▶ **EXERCISE DETAILS**
Scan the material for the word "title" and return every matching line.
▼▼▼
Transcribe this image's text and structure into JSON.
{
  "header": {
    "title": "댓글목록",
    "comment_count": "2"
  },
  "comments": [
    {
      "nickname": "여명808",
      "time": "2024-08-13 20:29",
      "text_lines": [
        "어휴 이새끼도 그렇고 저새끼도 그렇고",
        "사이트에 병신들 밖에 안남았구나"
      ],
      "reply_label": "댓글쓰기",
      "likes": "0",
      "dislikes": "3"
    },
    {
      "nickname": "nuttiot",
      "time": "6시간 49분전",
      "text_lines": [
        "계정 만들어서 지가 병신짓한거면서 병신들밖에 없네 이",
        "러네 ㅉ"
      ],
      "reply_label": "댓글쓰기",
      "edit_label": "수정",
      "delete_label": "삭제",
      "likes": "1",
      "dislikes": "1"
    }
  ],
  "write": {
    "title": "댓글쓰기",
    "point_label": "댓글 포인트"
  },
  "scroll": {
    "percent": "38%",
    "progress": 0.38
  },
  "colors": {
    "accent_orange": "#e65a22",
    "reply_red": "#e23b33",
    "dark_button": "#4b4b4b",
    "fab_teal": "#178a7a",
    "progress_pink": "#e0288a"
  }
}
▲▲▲
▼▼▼
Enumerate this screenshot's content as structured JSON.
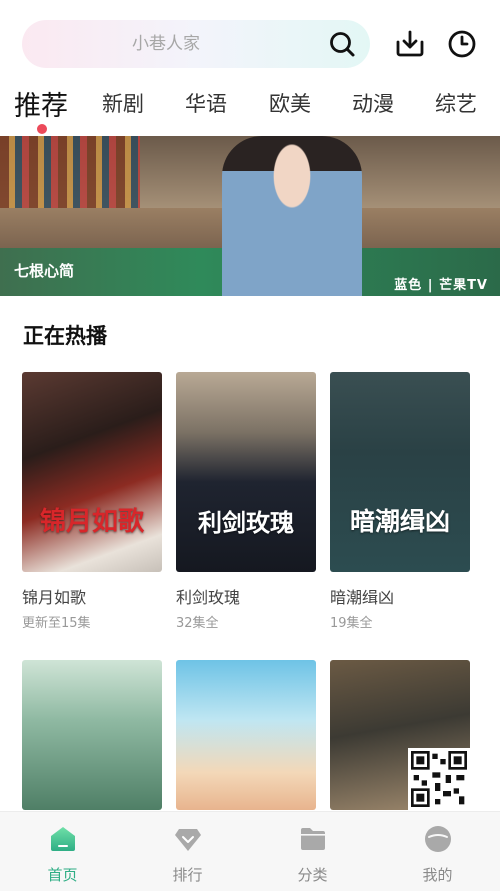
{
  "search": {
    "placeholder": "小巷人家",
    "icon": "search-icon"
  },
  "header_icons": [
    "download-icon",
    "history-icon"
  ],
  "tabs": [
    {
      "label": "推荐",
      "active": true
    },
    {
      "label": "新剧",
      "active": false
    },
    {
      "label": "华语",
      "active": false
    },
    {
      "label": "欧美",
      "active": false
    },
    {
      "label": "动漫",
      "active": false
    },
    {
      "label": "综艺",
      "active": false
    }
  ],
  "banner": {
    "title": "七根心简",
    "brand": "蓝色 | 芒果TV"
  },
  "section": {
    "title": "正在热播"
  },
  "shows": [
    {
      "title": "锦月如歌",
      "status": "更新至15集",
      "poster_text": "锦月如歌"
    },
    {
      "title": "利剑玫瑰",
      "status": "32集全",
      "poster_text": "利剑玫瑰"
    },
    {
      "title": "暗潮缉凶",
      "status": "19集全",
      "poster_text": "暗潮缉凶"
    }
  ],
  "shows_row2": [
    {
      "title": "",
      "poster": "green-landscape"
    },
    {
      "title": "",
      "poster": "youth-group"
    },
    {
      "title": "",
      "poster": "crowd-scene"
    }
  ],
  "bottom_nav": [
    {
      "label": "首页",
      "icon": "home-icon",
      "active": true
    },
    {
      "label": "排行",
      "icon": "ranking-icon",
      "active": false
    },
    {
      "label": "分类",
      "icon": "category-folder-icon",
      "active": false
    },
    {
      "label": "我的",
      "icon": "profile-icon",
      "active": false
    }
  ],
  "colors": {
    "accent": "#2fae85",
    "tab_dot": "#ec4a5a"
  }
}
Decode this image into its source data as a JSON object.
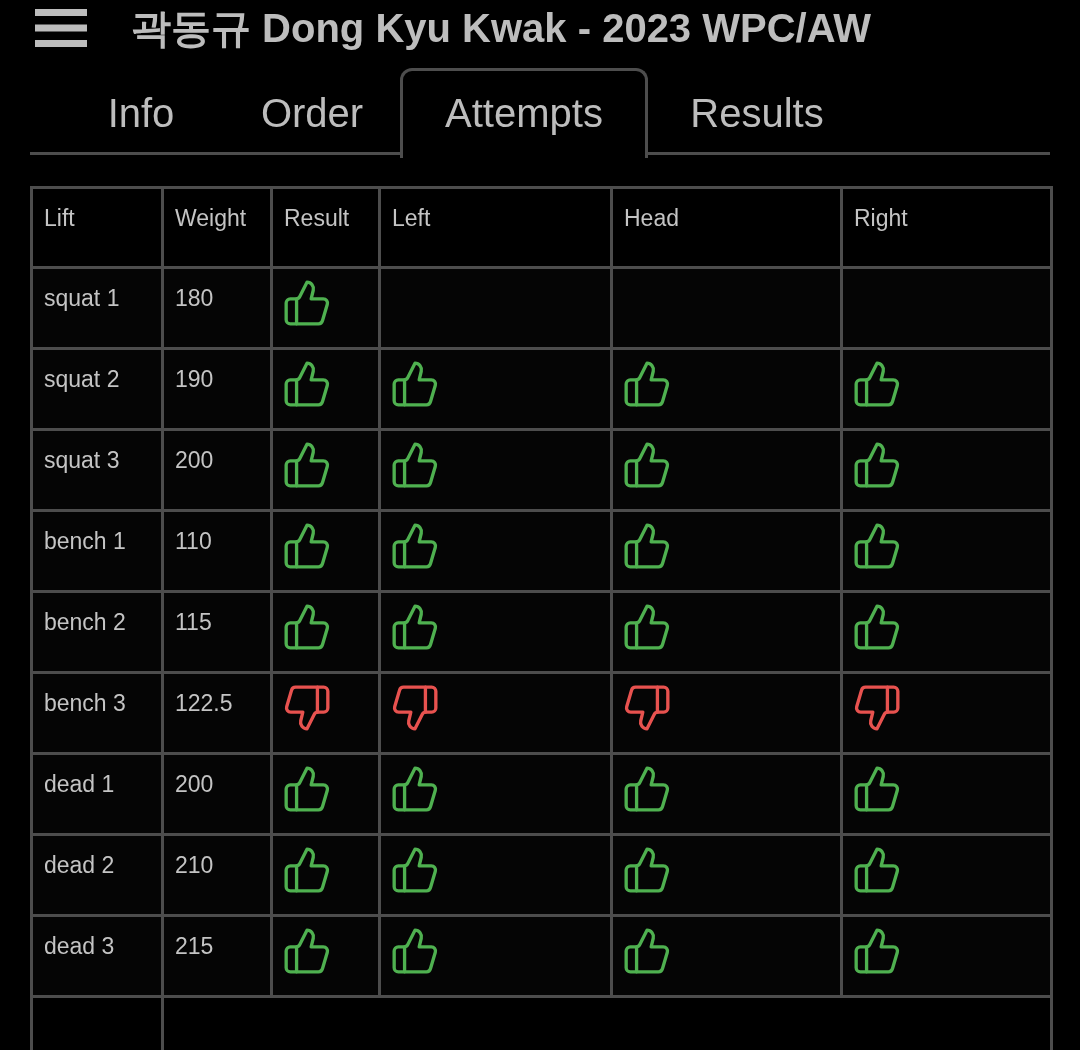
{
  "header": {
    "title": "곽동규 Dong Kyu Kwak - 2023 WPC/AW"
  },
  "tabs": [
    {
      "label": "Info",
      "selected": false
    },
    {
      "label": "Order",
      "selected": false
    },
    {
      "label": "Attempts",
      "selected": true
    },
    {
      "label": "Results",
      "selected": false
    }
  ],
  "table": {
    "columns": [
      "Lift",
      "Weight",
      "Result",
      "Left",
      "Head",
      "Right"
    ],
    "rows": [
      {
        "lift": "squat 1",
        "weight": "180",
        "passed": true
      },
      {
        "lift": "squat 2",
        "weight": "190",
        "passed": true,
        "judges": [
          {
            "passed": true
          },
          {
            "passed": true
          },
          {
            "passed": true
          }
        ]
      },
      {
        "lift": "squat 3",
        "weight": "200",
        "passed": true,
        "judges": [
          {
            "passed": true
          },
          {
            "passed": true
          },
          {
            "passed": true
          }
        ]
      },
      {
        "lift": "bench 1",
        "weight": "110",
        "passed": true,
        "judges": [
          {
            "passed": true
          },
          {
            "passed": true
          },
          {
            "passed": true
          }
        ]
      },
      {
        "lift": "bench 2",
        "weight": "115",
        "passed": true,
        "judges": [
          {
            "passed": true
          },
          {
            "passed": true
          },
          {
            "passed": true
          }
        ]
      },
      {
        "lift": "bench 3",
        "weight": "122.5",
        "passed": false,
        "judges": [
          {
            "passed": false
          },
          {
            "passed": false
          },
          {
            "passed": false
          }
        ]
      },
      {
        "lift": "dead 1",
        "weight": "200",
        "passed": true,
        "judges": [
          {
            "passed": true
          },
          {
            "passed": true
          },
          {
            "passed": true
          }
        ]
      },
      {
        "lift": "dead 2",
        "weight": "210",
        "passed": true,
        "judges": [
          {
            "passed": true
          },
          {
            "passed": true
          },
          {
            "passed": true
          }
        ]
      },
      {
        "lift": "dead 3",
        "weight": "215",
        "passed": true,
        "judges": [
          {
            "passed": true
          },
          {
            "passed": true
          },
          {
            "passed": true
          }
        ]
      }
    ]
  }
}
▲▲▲
▶ **OUTPUT OF THE EXERCISE**
    "title": "댓글목록",
    "title": "댓글쓰기",
    "title": "七根心简",
    "title": "正在热播"
      "title": "锦月如歌",
      "title": "利剑玫瑰",
      "title": "暗潮缉凶",
      "title": "",
      "title": "",
      "title": "",
    "title": "곽동규 Dong Kyu Kwak - 2023 WPC/AW"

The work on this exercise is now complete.